Better Than Fingerprints
Some people didn't cotton to him when they first met him. An accidental explosion had permanently blackened half his face and left him with one eye. Given time, though, most everyone discovered that George Washington Mardis was honest, generous, and likeable.
His parents had given him a fine sounding name but he was known to all as "Old Allegheny," a nickname hung on him because he kept up a running account of the merits of the Allegheny Mountains back in Pennsylvania where he was raised.
Well known in mining camps of northeast Nevada, Mardis discovered placer gold in a creek near present-day Charleston in 1876. The stream was named 76 for the year gold was discovered and the nearby mining camp that grew from the sagebrush was christened "Mardis" (renamed Charleston in 1895).
Flushed with success, Allegheny took on a new wife. She insisted he get out of the prospecting business declaring it was too uncertain to make a dependable living. Mardis went into the freighting business and was away from home even more but he was making steady money.
September 10, 1880 was a hot day as Allegheny hitched up his freight outfit for the long haul from Gold Creek to Elko. Stuffed in his vest pocket were $250 in gold coins and a list of supplies for the town's Chinese camp.
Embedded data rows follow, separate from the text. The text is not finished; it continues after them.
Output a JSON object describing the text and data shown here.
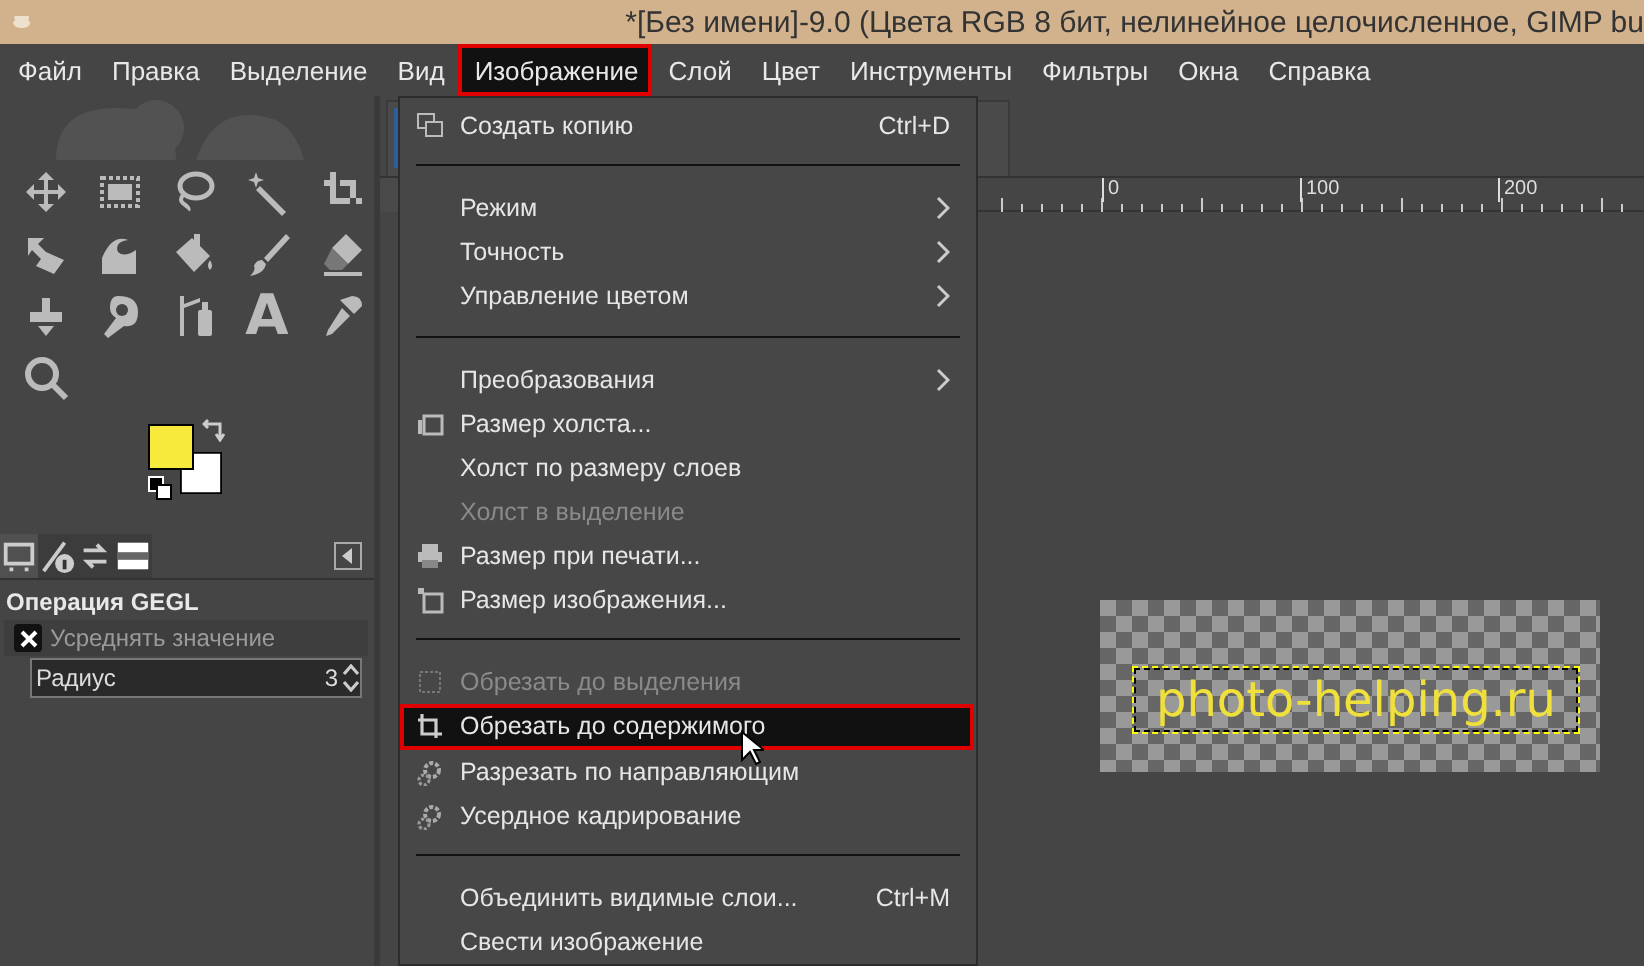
{
  "window": {
    "title": "*[Без имени]-9.0 (Цвета RGB 8 бит, нелинейное целочисленное, GIMP bu"
  },
  "menubar": [
    {
      "label": "Файл",
      "selected": false
    },
    {
      "label": "Правка",
      "selected": false
    },
    {
      "label": "Выделение",
      "selected": false
    },
    {
      "label": "Вид",
      "selected": false
    },
    {
      "label": "Изображение",
      "selected": true
    },
    {
      "label": "Слой",
      "selected": false
    },
    {
      "label": "Цвет",
      "selected": false
    },
    {
      "label": "Инструменты",
      "selected": false
    },
    {
      "label": "Фильтры",
      "selected": false
    },
    {
      "label": "Окна",
      "selected": false
    },
    {
      "label": "Справка",
      "selected": false
    }
  ],
  "toolbox": {
    "text_tool_label": "A"
  },
  "tool_options": {
    "tabs": [
      {
        "kind": "device",
        "selected": true
      },
      {
        "kind": "info",
        "selected": false
      },
      {
        "kind": "undo",
        "selected": false
      },
      {
        "kind": "image",
        "selected": false
      }
    ],
    "title": "Операция GEGL",
    "options": [
      {
        "kind": "checkbox",
        "label": "Усреднять значение",
        "checked": true
      },
      {
        "kind": "spin",
        "label": "Радиус",
        "value": "3"
      }
    ]
  },
  "image_window": {
    "ruler_ticks": [
      "0",
      "100",
      "200"
    ],
    "canvas_text": "photo-helping.ru"
  },
  "menu": {
    "items": [
      {
        "kind": "item",
        "label": "Создать копию",
        "shortcut": "Ctrl+D",
        "disabled": false,
        "selected": false
      },
      {
        "kind": "separator"
      },
      {
        "kind": "submenu",
        "label": "Режим",
        "disabled": false,
        "selected": false
      },
      {
        "kind": "submenu",
        "label": "Точность",
        "disabled": false,
        "selected": false
      },
      {
        "kind": "submenu",
        "label": "Управление цветом",
        "disabled": false,
        "selected": false
      },
      {
        "kind": "separator"
      },
      {
        "kind": "submenu",
        "label": "Преобразования",
        "disabled": false,
        "selected": false
      },
      {
        "kind": "item",
        "label": "Размер холста...",
        "disabled": false,
        "selected": false
      },
      {
        "kind": "item",
        "label": "Холст по размеру слоев",
        "disabled": false,
        "selected": false
      },
      {
        "kind": "item",
        "label": "Холст в выделение",
        "disabled": true,
        "selected": false
      },
      {
        "kind": "item",
        "label": "Размер при печати...",
        "disabled": false,
        "selected": false
      },
      {
        "kind": "item",
        "label": "Размер изображения...",
        "disabled": false,
        "selected": false
      },
      {
        "kind": "separator"
      },
      {
        "kind": "item",
        "label": "Обрезать до выделения",
        "disabled": true,
        "selected": false
      },
      {
        "kind": "item",
        "label": "Обрезать до содержимого",
        "disabled": false,
        "selected": true
      },
      {
        "kind": "item",
        "label": "Разрезать по направляющим",
        "disabled": false,
        "selected": false
      },
      {
        "kind": "item",
        "label": "Усердное кадрирование",
        "disabled": false,
        "selected": false
      },
      {
        "kind": "separator"
      },
      {
        "kind": "item",
        "label": "Объединить видимые слои...",
        "shortcut": "Ctrl+M",
        "disabled": false,
        "selected": false
      },
      {
        "kind": "item",
        "label": "Свести изображение",
        "disabled": false,
        "selected": false
      }
    ]
  }
}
He hauled himself up and onto the hard wooden seat and yelled to his mules to start pulling. His demand, punctuated by a whip crack, prompted the animals to dig shod hooves into the dusty road and head south.
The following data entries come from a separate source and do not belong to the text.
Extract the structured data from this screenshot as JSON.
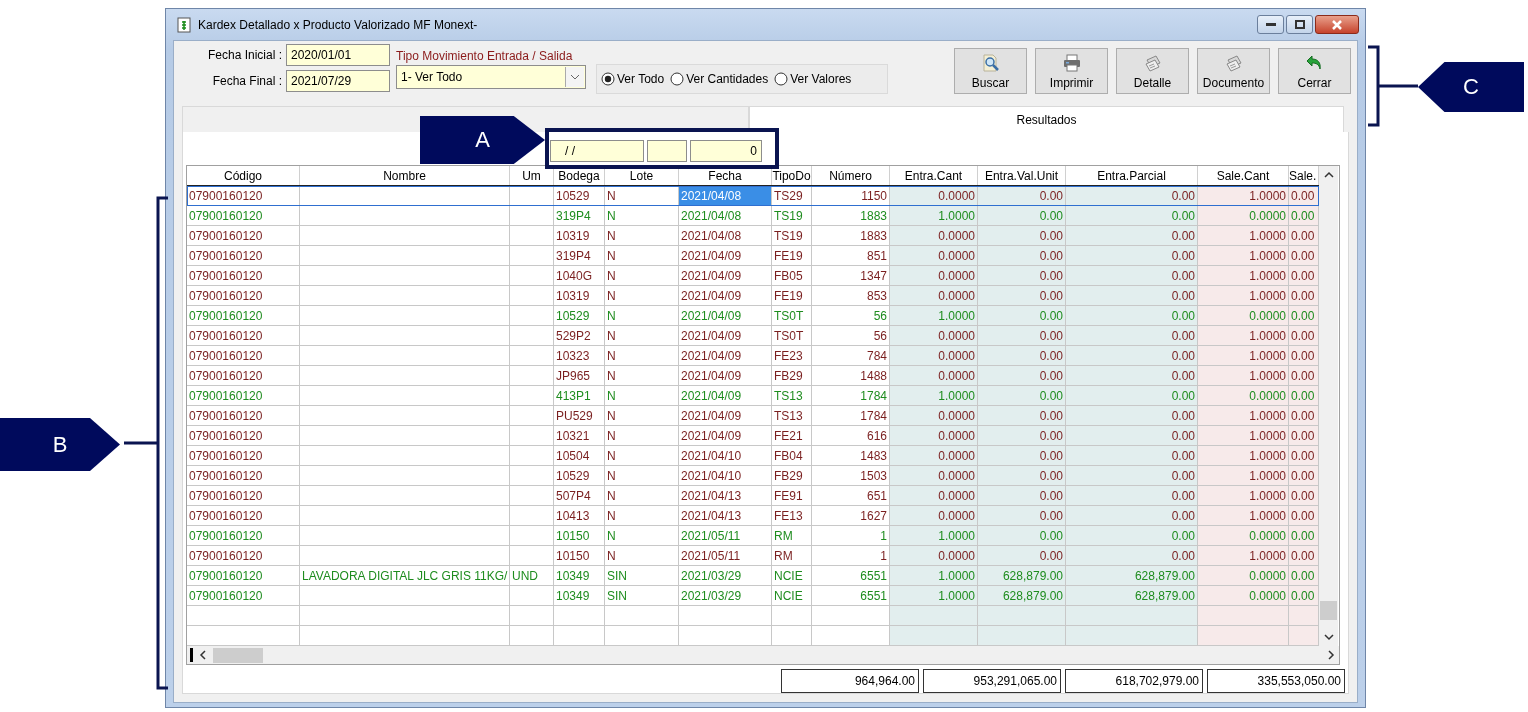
{
  "window": {
    "title": "Kardex Detallado x Producto Valorizado MF Monext-"
  },
  "filters": {
    "fecha_inicial": {
      "label": "Fecha Inicial :",
      "value": "2020/01/01"
    },
    "fecha_final": {
      "label": "Fecha Final :",
      "value": "2021/07/29"
    },
    "tipo_movimiento": {
      "label": "Tipo Movimiento  Entrada / Salida",
      "value": "1- Ver Todo"
    }
  },
  "view_options": [
    {
      "label": "Ver Todo",
      "selected": true
    },
    {
      "label": "Ver Cantidades",
      "selected": false
    },
    {
      "label": "Ver Valores",
      "selected": false
    }
  ],
  "toolbar": [
    {
      "label": "Buscar",
      "kind": "search"
    },
    {
      "label": "Imprimir",
      "kind": "print"
    },
    {
      "label": "Detalle",
      "kind": "papers"
    },
    {
      "label": "Documento",
      "kind": "papers"
    },
    {
      "label": "Cerrar",
      "kind": "back"
    }
  ],
  "tabs": [
    {
      "selected": false
    },
    {
      "label": "Resultados",
      "selected": true
    }
  ],
  "quick_filter": {
    "date": "/ /",
    "number": "0"
  },
  "table": {
    "columns": [
      {
        "label": "Código"
      },
      {
        "label": "Nombre"
      },
      {
        "label": "Um"
      },
      {
        "label": "Bodega"
      },
      {
        "label": "Lote"
      },
      {
        "label": "Fecha"
      },
      {
        "label": "TipoDo"
      },
      {
        "label": "Número"
      },
      {
        "label": "Entra.Cant",
        "kind": "entrada"
      },
      {
        "label": "Entra.Val.Unit",
        "kind": "entrada"
      },
      {
        "label": "Entra.Parcial",
        "kind": "entrada"
      },
      {
        "label": "Sale.Cant",
        "kind": "salida"
      },
      {
        "label": "Sale.",
        "kind": "salida"
      }
    ],
    "rows": [
      {
        "color": "#7a1f1f",
        "selected": true,
        "codigo": "07900160120",
        "bodega": "10529",
        "lote": "N",
        "fecha": "2021/04/08",
        "tipo": "TS29",
        "numero": "1150",
        "entra_cant": "0.0000",
        "entra_val": "0.00",
        "entra_parcial": "0.00",
        "sale_cant": "1.0000",
        "sale_col": "0.00"
      },
      {
        "color": "#1e8c1e",
        "selected": false,
        "codigo": "07900160120",
        "bodega": "319P4",
        "lote": "N",
        "fecha": "2021/04/08",
        "tipo": "TS19",
        "numero": "1883",
        "entra_cant": "1.0000",
        "entra_val": "0.00",
        "entra_parcial": "0.00",
        "sale_cant": "0.0000",
        "sale_col": "0.00"
      },
      {
        "color": "#7a1f1f",
        "selected": false,
        "codigo": "07900160120",
        "bodega": "10319",
        "lote": "N",
        "fecha": "2021/04/08",
        "tipo": "TS19",
        "numero": "1883",
        "entra_cant": "0.0000",
        "entra_val": "0.00",
        "entra_parcial": "0.00",
        "sale_cant": "1.0000",
        "sale_col": "0.00"
      },
      {
        "color": "#7a1f1f",
        "selected": false,
        "codigo": "07900160120",
        "bodega": "319P4",
        "lote": "N",
        "fecha": "2021/04/09",
        "tipo": "FE19",
        "numero": "851",
        "entra_cant": "0.0000",
        "entra_val": "0.00",
        "entra_parcial": "0.00",
        "sale_cant": "1.0000",
        "sale_col": "0.00"
      },
      {
        "color": "#7a1f1f",
        "selected": false,
        "codigo": "07900160120",
        "bodega": "1040G",
        "lote": "N",
        "fecha": "2021/04/09",
        "tipo": "FB05",
        "numero": "1347",
        "entra_cant": "0.0000",
        "entra_val": "0.00",
        "entra_parcial": "0.00",
        "sale_cant": "1.0000",
        "sale_col": "0.00"
      },
      {
        "color": "#7a1f1f",
        "selected": false,
        "codigo": "07900160120",
        "bodega": "10319",
        "lote": "N",
        "fecha": "2021/04/09",
        "tipo": "FE19",
        "numero": "853",
        "entra_cant": "0.0000",
        "entra_val": "0.00",
        "entra_parcial": "0.00",
        "sale_cant": "1.0000",
        "sale_col": "0.00"
      },
      {
        "color": "#1e8c1e",
        "selected": false,
        "codigo": "07900160120",
        "bodega": "10529",
        "lote": "N",
        "fecha": "2021/04/09",
        "tipo": "TS0T",
        "numero": "56",
        "entra_cant": "1.0000",
        "entra_val": "0.00",
        "entra_parcial": "0.00",
        "sale_cant": "0.0000",
        "sale_col": "0.00"
      },
      {
        "color": "#7a1f1f",
        "selected": false,
        "codigo": "07900160120",
        "bodega": "529P2",
        "lote": "N",
        "fecha": "2021/04/09",
        "tipo": "TS0T",
        "numero": "56",
        "entra_cant": "0.0000",
        "entra_val": "0.00",
        "entra_parcial": "0.00",
        "sale_cant": "1.0000",
        "sale_col": "0.00"
      },
      {
        "color": "#7a1f1f",
        "selected": false,
        "codigo": "07900160120",
        "bodega": "10323",
        "lote": "N",
        "fecha": "2021/04/09",
        "tipo": "FE23",
        "numero": "784",
        "entra_cant": "0.0000",
        "entra_val": "0.00",
        "entra_parcial": "0.00",
        "sale_cant": "1.0000",
        "sale_col": "0.00"
      },
      {
        "color": "#7a1f1f",
        "selected": false,
        "codigo": "07900160120",
        "bodega": "JP965",
        "lote": "N",
        "fecha": "2021/04/09",
        "tipo": "FB29",
        "numero": "1488",
        "entra_cant": "0.0000",
        "entra_val": "0.00",
        "entra_parcial": "0.00",
        "sale_cant": "1.0000",
        "sale_col": "0.00"
      },
      {
        "color": "#1e8c1e",
        "selected": false,
        "codigo": "07900160120",
        "bodega": "413P1",
        "lote": "N",
        "fecha": "2021/04/09",
        "tipo": "TS13",
        "numero": "1784",
        "entra_cant": "1.0000",
        "entra_val": "0.00",
        "entra_parcial": "0.00",
        "sale_cant": "0.0000",
        "sale_col": "0.00"
      },
      {
        "color": "#7a1f1f",
        "selected": false,
        "codigo": "07900160120",
        "bodega": "PU529",
        "lote": "N",
        "fecha": "2021/04/09",
        "tipo": "TS13",
        "numero": "1784",
        "entra_cant": "0.0000",
        "entra_val": "0.00",
        "entra_parcial": "0.00",
        "sale_cant": "1.0000",
        "sale_col": "0.00"
      },
      {
        "color": "#7a1f1f",
        "selected": false,
        "codigo": "07900160120",
        "bodega": "10321",
        "lote": "N",
        "fecha": "2021/04/09",
        "tipo": "FE21",
        "numero": "616",
        "entra_cant": "0.0000",
        "entra_val": "0.00",
        "entra_parcial": "0.00",
        "sale_cant": "1.0000",
        "sale_col": "0.00"
      },
      {
        "color": "#7a1f1f",
        "selected": false,
        "codigo": "07900160120",
        "bodega": "10504",
        "lote": "N",
        "fecha": "2021/04/10",
        "tipo": "FB04",
        "numero": "1483",
        "entra_cant": "0.0000",
        "entra_val": "0.00",
        "entra_parcial": "0.00",
        "sale_cant": "1.0000",
        "sale_col": "0.00"
      },
      {
        "color": "#7a1f1f",
        "selected": false,
        "codigo": "07900160120",
        "bodega": "10529",
        "lote": "N",
        "fecha": "2021/04/10",
        "tipo": "FB29",
        "numero": "1503",
        "entra_cant": "0.0000",
        "entra_val": "0.00",
        "entra_parcial": "0.00",
        "sale_cant": "1.0000",
        "sale_col": "0.00"
      },
      {
        "color": "#7a1f1f",
        "selected": false,
        "codigo": "07900160120",
        "bodega": "507P4",
        "lote": "N",
        "fecha": "2021/04/13",
        "tipo": "FE91",
        "numero": "651",
        "entra_cant": "0.0000",
        "entra_val": "0.00",
        "entra_parcial": "0.00",
        "sale_cant": "1.0000",
        "sale_col": "0.00"
      },
      {
        "color": "#7a1f1f",
        "selected": false,
        "codigo": "07900160120",
        "bodega": "10413",
        "lote": "N",
        "fecha": "2021/04/13",
        "tipo": "FE13",
        "numero": "1627",
        "entra_cant": "0.0000",
        "entra_val": "0.00",
        "entra_parcial": "0.00",
        "sale_cant": "1.0000",
        "sale_col": "0.00"
      },
      {
        "color": "#1e8c1e",
        "selected": false,
        "codigo": "07900160120",
        "bodega": "10150",
        "lote": "N",
        "fecha": "2021/05/11",
        "tipo": "RM",
        "numero": "1",
        "entra_cant": "1.0000",
        "entra_val": "0.00",
        "entra_parcial": "0.00",
        "sale_cant": "0.0000",
        "sale_col": "0.00"
      },
      {
        "color": "#7a1f1f",
        "selected": false,
        "codigo": "07900160120",
        "bodega": "10150",
        "lote": "N",
        "fecha": "2021/05/11",
        "tipo": "RM",
        "numero": "1",
        "entra_cant": "0.0000",
        "entra_val": "0.00",
        "entra_parcial": "0.00",
        "sale_cant": "1.0000",
        "sale_col": "0.00"
      },
      {
        "color": "#1e8c1e",
        "selected": false,
        "codigo": "07900160120",
        "nombre": "LAVADORA DIGITAL JLC GRIS 11KG/",
        "um": "UND",
        "bodega": "10349",
        "lote": "SIN",
        "fecha": "2021/03/29",
        "tipo": "NCIE",
        "numero": "6551",
        "entra_cant": "1.0000",
        "entra_val": "628,879.00",
        "entra_parcial": "628,879.00",
        "sale_cant": "0.0000",
        "sale_col": "0.00"
      },
      {
        "color": "#1e8c1e",
        "selected": false,
        "codigo": "07900160120",
        "bodega": "10349",
        "lote": "SIN",
        "fecha": "2021/03/29",
        "tipo": "NCIE",
        "numero": "6551",
        "entra_cant": "1.0000",
        "entra_val": "628,879.00",
        "entra_parcial": "628,879.00",
        "sale_cant": "0.0000",
        "sale_col": "0.00"
      }
    ]
  },
  "totals": [
    "964,964.00",
    "953,291,065.00",
    "618,702,979.00",
    "335,553,050.00"
  ],
  "annotations": [
    {
      "label": "A"
    },
    {
      "label": "B"
    },
    {
      "label": "C"
    }
  ]
}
About five miles out "New York Charley" stepped from behind a clump of willows and called to Allegheny to stop. Mardis squinted through his one good eye and saw that Charley had a gun in his hand. Not ready to argue with a pistol, the freighter pulled back on the reins as he pushed the wagon brake with his foot.
Charley told him to fork over the gold he was carrying. Mardis knew it was no secret that he was taking some cash to Elko but he thought he might be able to talk his way out of the situation. He dug into a vest pocket, pulled out a plug of chewing tobacco, and told the gunman that the "chaw" was all he had on him.
Charley began pulling the trigger. Allegheny took four slugs in his body, slumped forward and fell from the wagon onto the ground. He raised himself on an elbow clawing to get the pistol in his belt. His movements were too slow and the bandit was on him before his bloodstained hand could reach the worn grip on his six-shooter. A knife blade flashed in the sunlight as two slashes, one to the neck, ended the life of George Washington Mardis.
Some hours later a buckaroo saw the wagon and team near some willows. The mules were still in harness. Recognizing the rig the cowboy trotted his horse over to pass the time of day with Allegheny. Instead, he found the freighter's crumpled body. Knowing the old man was beyond help he dug spurs into his horse and headed for town at full gallop.
A few minutes later an impromptu posse thundered out of the camp. Searching the area for clues one of the men found barefoot prints heading toward Gold Creek. He called to the others. One of the men stepped down from his saddle to take a good look at the footprints and told the other men that he knew who had killed their friend.
Racing back to Gold Creek they rode into Chinatown, right up the door of Charley's shack. Drawing their pistols they battered their way into the hovel and dragged Charley out. Some of the posse held him while a couple of others removed Charley's shoes.
"My Gawd! Lookit that! He's got six toes on each foot!" bellowed one of the men.
Charley knew the jig was up. He was not going to get any mercy from the snarling, angry friends of Allegheny. He confessed.
In unison, many hands reached for saddle ropes. Several Chinese elders stepped from the crowd of onlookers and one held up his hand asking them to stop.
After an earnest plea from the Chinese delegation who reasoned that Charley had stolen their money, the posse surrendered the slayer to his own people who promised quick justice. The killer was hustled off to face his countrymen in an unofficial court.
A few hours later the funeral procession carrying George Washington Mardis to his final resting place in the town's graveyard left the outskirts of Gold Creek. Several hundred feet away a similar cortege issued from Chinatown and moved toward the Chinese cemetery. They bore the remains of "New York Charley" the cold-blooded killer who left clues no one else could leave.
14 April 1998
Sources: Elko Independent, September 12, 1880; Nevada's Northeast
Frontier, Edna Patterson, Louise Ulp, and Victor Goodwin; Nevada
Postal History, 1871 to 1972, Robert P. Harris;
Towns and Mining Camps, Stanley Paher; and Pioneer Nevada, Volume
II, Harold's Club, Reno, Nevada.©1998
by Howard Hickson. If any portion or all of this article is used or quoted
proper credit must be given to the authors.